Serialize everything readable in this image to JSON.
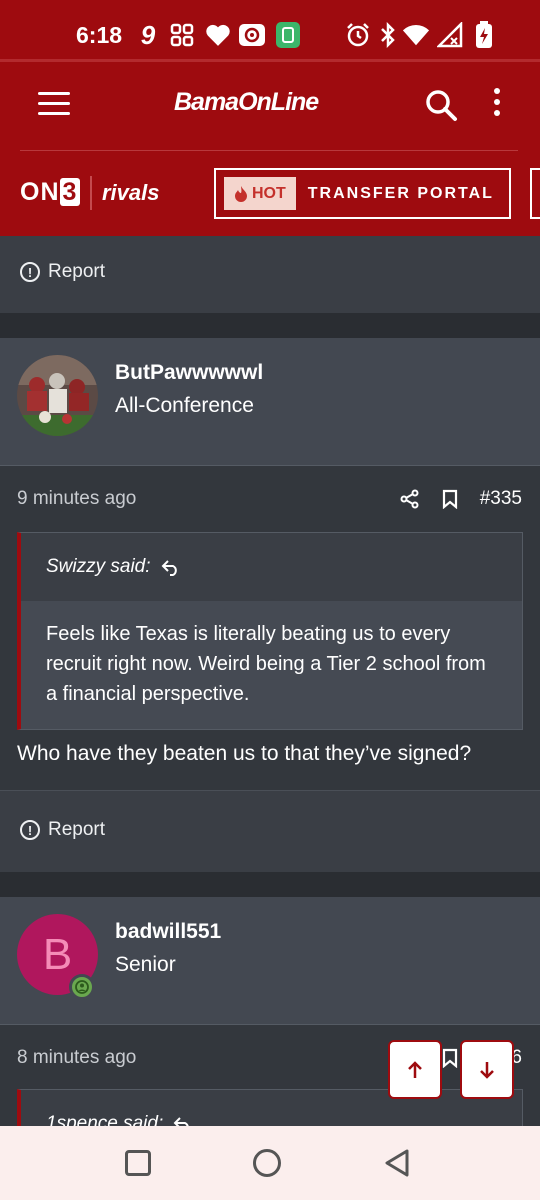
{
  "status_bar": {
    "time": "6:18",
    "icons": [
      "nine-app-icon",
      "grid-app-icon",
      "heart-icon",
      "radio-icon",
      "battery-saver-icon",
      "alarm-icon",
      "bluetooth-icon",
      "wifi-icon",
      "signal-icon",
      "battery-icon"
    ]
  },
  "header": {
    "logo_text": "BamaOnLine",
    "on3_prefix": "ON",
    "on3_suffix": "3",
    "rivals_text": "rivals",
    "hot_label": "HOT",
    "portal_label": "TRANSFER PORTAL"
  },
  "posts": [
    {
      "report_label": "Report"
    },
    {
      "username": "ButPawwwwwl",
      "rank": "All-Conference",
      "time": "9 minutes ago",
      "post_number": "#335",
      "quote_author": "Swizzy said:",
      "quote_text": "Feels like Texas is literally beating us to every recruit right now. Weird being a Tier 2 school from a financial perspective.",
      "reply_text": "Who have they beaten us to that they’ve signed?",
      "report_label": "Report"
    },
    {
      "username": "badwill551",
      "rank": "Senior",
      "avatar_letter": "B",
      "time": "8 minutes ago",
      "post_number": "#336",
      "quote_author": "1spence said:"
    }
  ],
  "colors": {
    "brand_red": "#9e0b0f",
    "avatar_pink": "#b0175d",
    "online_green": "#6aa84f"
  }
}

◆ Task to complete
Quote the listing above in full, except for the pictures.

◆ Response box
Serialize everything readable in this image to JSON.
{
  "status_bar": {
    "time": "6:18",
    "icons": [
      "nine-app-icon",
      "grid-app-icon",
      "heart-icon",
      "radio-icon",
      "battery-saver-icon",
      "alarm-icon",
      "bluetooth-icon",
      "wifi-icon",
      "signal-icon",
      "battery-icon"
    ]
  },
  "header": {
    "logo_text": "BamaOnLine",
    "on3_prefix": "ON",
    "on3_suffix": "3",
    "rivals_text": "rivals",
    "hot_label": "HOT",
    "portal_label": "TRANSFER PORTAL"
  },
  "posts": [
    {
      "report_label": "Report"
    },
    {
      "username": "ButPawwwwwl",
      "rank": "All-Conference",
      "time": "9 minutes ago",
      "post_number": "#335",
      "quote_author": "Swizzy said:",
      "quote_text": "Feels like Texas is literally beating us to every recruit right now. Weird being a Tier 2 school from a financial perspective.",
      "reply_text": "Who have they beaten us to that they’ve signed?",
      "report_label": "Report"
    },
    {
      "username": "badwill551",
      "rank": "Senior",
      "avatar_letter": "B",
      "time": "8 minutes ago",
      "post_number": "#336",
      "quote_author": "1spence said:"
    }
  ],
  "colors": {
    "brand_red": "#9e0b0f",
    "avatar_pink": "#b0175d",
    "online_green": "#6aa84f"
  }
}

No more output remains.